──────── Data for processing

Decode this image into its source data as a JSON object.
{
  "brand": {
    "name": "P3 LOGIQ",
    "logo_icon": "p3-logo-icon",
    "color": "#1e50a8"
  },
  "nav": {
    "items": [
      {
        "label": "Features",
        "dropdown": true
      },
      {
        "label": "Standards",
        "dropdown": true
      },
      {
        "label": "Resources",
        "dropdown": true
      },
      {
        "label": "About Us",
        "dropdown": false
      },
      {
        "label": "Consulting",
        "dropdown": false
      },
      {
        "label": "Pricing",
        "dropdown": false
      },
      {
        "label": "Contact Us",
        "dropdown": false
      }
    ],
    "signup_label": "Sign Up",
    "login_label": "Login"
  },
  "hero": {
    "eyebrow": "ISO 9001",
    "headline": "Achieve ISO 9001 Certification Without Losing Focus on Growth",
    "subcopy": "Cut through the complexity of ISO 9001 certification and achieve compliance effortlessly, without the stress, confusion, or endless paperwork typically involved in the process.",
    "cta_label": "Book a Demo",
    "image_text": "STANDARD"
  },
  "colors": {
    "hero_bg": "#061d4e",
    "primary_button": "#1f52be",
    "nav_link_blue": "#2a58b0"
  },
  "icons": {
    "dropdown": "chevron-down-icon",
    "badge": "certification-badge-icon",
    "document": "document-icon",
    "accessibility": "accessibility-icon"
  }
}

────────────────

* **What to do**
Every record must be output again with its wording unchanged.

* **Response area**
Decode this image into its source data as a JSON object.
{
  "brand": {
    "name": "P3 LOGIQ",
    "logo_icon": "p3-logo-icon",
    "color": "#1e50a8"
  },
  "nav": {
    "items": [
      {
        "label": "Features",
        "dropdown": true
      },
      {
        "label": "Standards",
        "dropdown": true
      },
      {
        "label": "Resources",
        "dropdown": true
      },
      {
        "label": "About Us",
        "dropdown": false
      },
      {
        "label": "Consulting",
        "dropdown": false
      },
      {
        "label": "Pricing",
        "dropdown": false
      },
      {
        "label": "Contact Us",
        "dropdown": false
      }
    ],
    "signup_label": "Sign Up",
    "login_label": "Login"
  },
  "hero": {
    "eyebrow": "ISO 9001",
    "headline": "Achieve ISO 9001 Certification Without Losing Focus on Growth",
    "subcopy": "Cut through the complexity of ISO 9001 certification and achieve compliance effortlessly, without the stress, confusion, or endless paperwork typically involved in the process.",
    "cta_label": "Book a Demo",
    "image_text": "STANDARD"
  },
  "colors": {
    "hero_bg": "#061d4e",
    "primary_button": "#1f52be",
    "nav_link_blue": "#2a58b0"
  },
  "icons": {
    "dropdown": "chevron-down-icon",
    "badge": "certification-badge-icon",
    "document": "document-icon",
    "accessibility": "accessibility-icon"
  }
}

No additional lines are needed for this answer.